### Brief
The data that follows should be copied out exactly.

BEGIN Data supplied

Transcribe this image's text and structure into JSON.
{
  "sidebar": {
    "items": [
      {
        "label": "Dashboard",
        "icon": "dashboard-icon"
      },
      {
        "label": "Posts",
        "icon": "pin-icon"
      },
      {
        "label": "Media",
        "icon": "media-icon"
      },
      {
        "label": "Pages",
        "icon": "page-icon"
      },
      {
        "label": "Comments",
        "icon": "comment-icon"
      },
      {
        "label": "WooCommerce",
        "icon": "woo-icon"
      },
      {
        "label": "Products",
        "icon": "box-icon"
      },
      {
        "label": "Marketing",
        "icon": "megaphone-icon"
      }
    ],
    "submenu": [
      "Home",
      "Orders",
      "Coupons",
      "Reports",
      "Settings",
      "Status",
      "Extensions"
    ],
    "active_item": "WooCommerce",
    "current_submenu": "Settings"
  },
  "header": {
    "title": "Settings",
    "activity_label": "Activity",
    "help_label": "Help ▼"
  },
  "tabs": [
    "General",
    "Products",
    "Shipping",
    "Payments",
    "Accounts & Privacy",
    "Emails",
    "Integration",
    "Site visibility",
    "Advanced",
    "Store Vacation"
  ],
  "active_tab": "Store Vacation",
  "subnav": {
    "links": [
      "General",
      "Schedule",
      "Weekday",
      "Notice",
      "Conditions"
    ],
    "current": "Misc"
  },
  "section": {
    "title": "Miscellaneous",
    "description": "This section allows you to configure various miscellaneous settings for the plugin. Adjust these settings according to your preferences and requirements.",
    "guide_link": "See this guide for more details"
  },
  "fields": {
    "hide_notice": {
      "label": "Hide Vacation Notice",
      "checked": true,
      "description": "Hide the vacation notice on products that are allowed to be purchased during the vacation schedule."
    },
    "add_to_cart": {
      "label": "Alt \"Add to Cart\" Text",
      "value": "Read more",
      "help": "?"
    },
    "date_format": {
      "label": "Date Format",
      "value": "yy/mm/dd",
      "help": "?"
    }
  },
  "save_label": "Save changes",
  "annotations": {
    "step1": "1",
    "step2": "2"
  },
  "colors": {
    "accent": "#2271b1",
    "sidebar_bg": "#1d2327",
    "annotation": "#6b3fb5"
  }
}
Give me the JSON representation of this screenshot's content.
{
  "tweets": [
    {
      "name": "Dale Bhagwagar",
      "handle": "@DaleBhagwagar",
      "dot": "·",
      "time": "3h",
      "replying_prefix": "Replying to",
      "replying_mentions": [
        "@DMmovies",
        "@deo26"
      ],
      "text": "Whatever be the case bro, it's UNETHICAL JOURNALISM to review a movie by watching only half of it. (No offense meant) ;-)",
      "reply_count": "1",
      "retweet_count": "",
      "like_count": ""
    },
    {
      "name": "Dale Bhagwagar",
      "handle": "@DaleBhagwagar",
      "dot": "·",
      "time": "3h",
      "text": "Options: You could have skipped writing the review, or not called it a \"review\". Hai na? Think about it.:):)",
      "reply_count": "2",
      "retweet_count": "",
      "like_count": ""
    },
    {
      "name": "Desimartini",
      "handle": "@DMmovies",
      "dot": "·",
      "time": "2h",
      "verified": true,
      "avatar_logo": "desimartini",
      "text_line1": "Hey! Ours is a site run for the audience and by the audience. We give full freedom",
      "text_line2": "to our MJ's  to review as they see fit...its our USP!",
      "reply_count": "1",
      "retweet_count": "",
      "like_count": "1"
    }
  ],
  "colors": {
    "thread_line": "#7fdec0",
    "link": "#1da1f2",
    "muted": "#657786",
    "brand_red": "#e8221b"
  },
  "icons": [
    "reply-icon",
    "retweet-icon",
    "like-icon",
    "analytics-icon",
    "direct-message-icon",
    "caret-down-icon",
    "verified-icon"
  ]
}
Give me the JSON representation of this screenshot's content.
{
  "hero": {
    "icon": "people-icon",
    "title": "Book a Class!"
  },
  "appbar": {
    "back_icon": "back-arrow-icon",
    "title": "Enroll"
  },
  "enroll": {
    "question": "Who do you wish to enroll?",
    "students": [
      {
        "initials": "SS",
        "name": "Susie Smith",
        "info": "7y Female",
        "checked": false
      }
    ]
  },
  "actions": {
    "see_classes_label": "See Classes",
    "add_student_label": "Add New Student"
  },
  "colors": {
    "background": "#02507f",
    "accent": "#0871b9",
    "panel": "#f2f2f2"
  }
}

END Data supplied

### Answer for this exercise
Transcribe this image's text and structure into JSON.
{
  "sidebar": {
    "items": [
      {
        "label": "Dashboard",
        "icon": "dashboard-icon"
      },
      {
        "label": "Posts",
        "icon": "pin-icon"
      },
      {
        "label": "Media",
        "icon": "media-icon"
      },
      {
        "label": "Pages",
        "icon": "page-icon"
      },
      {
        "label": "Comments",
        "icon": "comment-icon"
      },
      {
        "label": "WooCommerce",
        "icon": "woo-icon"
      },
      {
        "label": "Products",
        "icon": "box-icon"
      },
      {
        "label": "Marketing",
        "icon": "megaphone-icon"
      }
    ],
    "submenu": [
      "Home",
      "Orders",
      "Coupons",
      "Reports",
      "Settings",
      "Status",
      "Extensions"
    ],
    "active_item": "WooCommerce",
    "current_submenu": "Settings"
  },
  "header": {
    "title": "Settings",
    "activity_label": "Activity",
    "help_label": "Help ▼"
  },
  "tabs": [
    "General",
    "Products",
    "Shipping",
    "Payments",
    "Accounts & Privacy",
    "Emails",
    "Integration",
    "Site visibility",
    "Advanced",
    "Store Vacation"
  ],
  "active_tab": "Store Vacation",
  "subnav": {
    "links": [
      "General",
      "Schedule",
      "Weekday",
      "Notice",
      "Conditions"
    ],
    "current": "Misc"
  },
  "section": {
    "title": "Miscellaneous",
    "description": "This section allows you to configure various miscellaneous settings for the plugin. Adjust these settings according to your preferences and requirements.",
    "guide_link": "See this guide for more details"
  },
  "fields": {
    "hide_notice": {
      "label": "Hide Vacation Notice",
      "checked": true,
      "description": "Hide the vacation notice on products that are allowed to be purchased during the vacation schedule."
    },
    "add_to_cart": {
      "label": "Alt \"Add to Cart\" Text",
      "value": "Read more",
      "help": "?"
    },
    "date_format": {
      "label": "Date Format",
      "value": "yy/mm/dd",
      "help": "?"
    }
  },
  "save_label": "Save changes",
  "annotations": {
    "step1": "1",
    "step2": "2"
  },
  "colors": {
    "accent": "#2271b1",
    "sidebar_bg": "#1d2327",
    "annotation": "#6b3fb5"
  }
}
Give me the JSON representation of this screenshot's content.
{
  "tweets": [
    {
      "name": "Dale Bhagwagar",
      "handle": "@DaleBhagwagar",
      "dot": "·",
      "time": "3h",
      "replying_prefix": "Replying to",
      "replying_mentions": [
        "@DMmovies",
        "@deo26"
      ],
      "text": "Whatever be the case bro, it's UNETHICAL JOURNALISM to review a movie by watching only half of it. (No offense meant) ;-)",
      "reply_count": "1",
      "retweet_count": "",
      "like_count": ""
    },
    {
      "name": "Dale Bhagwagar",
      "handle": "@DaleBhagwagar",
      "dot": "·",
      "time": "3h",
      "text": "Options: You could have skipped writing the review, or not called it a \"review\". Hai na? Think about it.:):)",
      "reply_count": "2",
      "retweet_count": "",
      "like_count": ""
    },
    {
      "name": "Desimartini",
      "handle": "@DMmovies",
      "dot": "·",
      "time": "2h",
      "verified": true,
      "avatar_logo": "desimartini",
      "text_line1": "Hey! Ours is a site run for the audience and by the audience. We give full freedom",
      "text_line2": "to our MJ's  to review as they see fit...its our USP!",
      "reply_count": "1",
      "retweet_count": "",
      "like_count": "1"
    }
  ],
  "colors": {
    "thread_line": "#7fdec0",
    "link": "#1da1f2",
    "muted": "#657786",
    "brand_red": "#e8221b"
  },
  "icons": [
    "reply-icon",
    "retweet-icon",
    "like-icon",
    "analytics-icon",
    "direct-message-icon",
    "caret-down-icon",
    "verified-icon"
  ]
}
Give me the JSON representation of this screenshot's content.
{
  "hero": {
    "icon": "people-icon",
    "title": "Book a Class!"
  },
  "appbar": {
    "back_icon": "back-arrow-icon",
    "title": "Enroll"
  },
  "enroll": {
    "question": "Who do you wish to enroll?",
    "students": [
      {
        "initials": "SS",
        "name": "Susie Smith",
        "info": "7y Female",
        "checked": false
      }
    ]
  },
  "actions": {
    "see_classes_label": "See Classes",
    "add_student_label": "Add New Student"
  },
  "colors": {
    "background": "#02507f",
    "accent": "#0871b9",
    "panel": "#f2f2f2"
  }
}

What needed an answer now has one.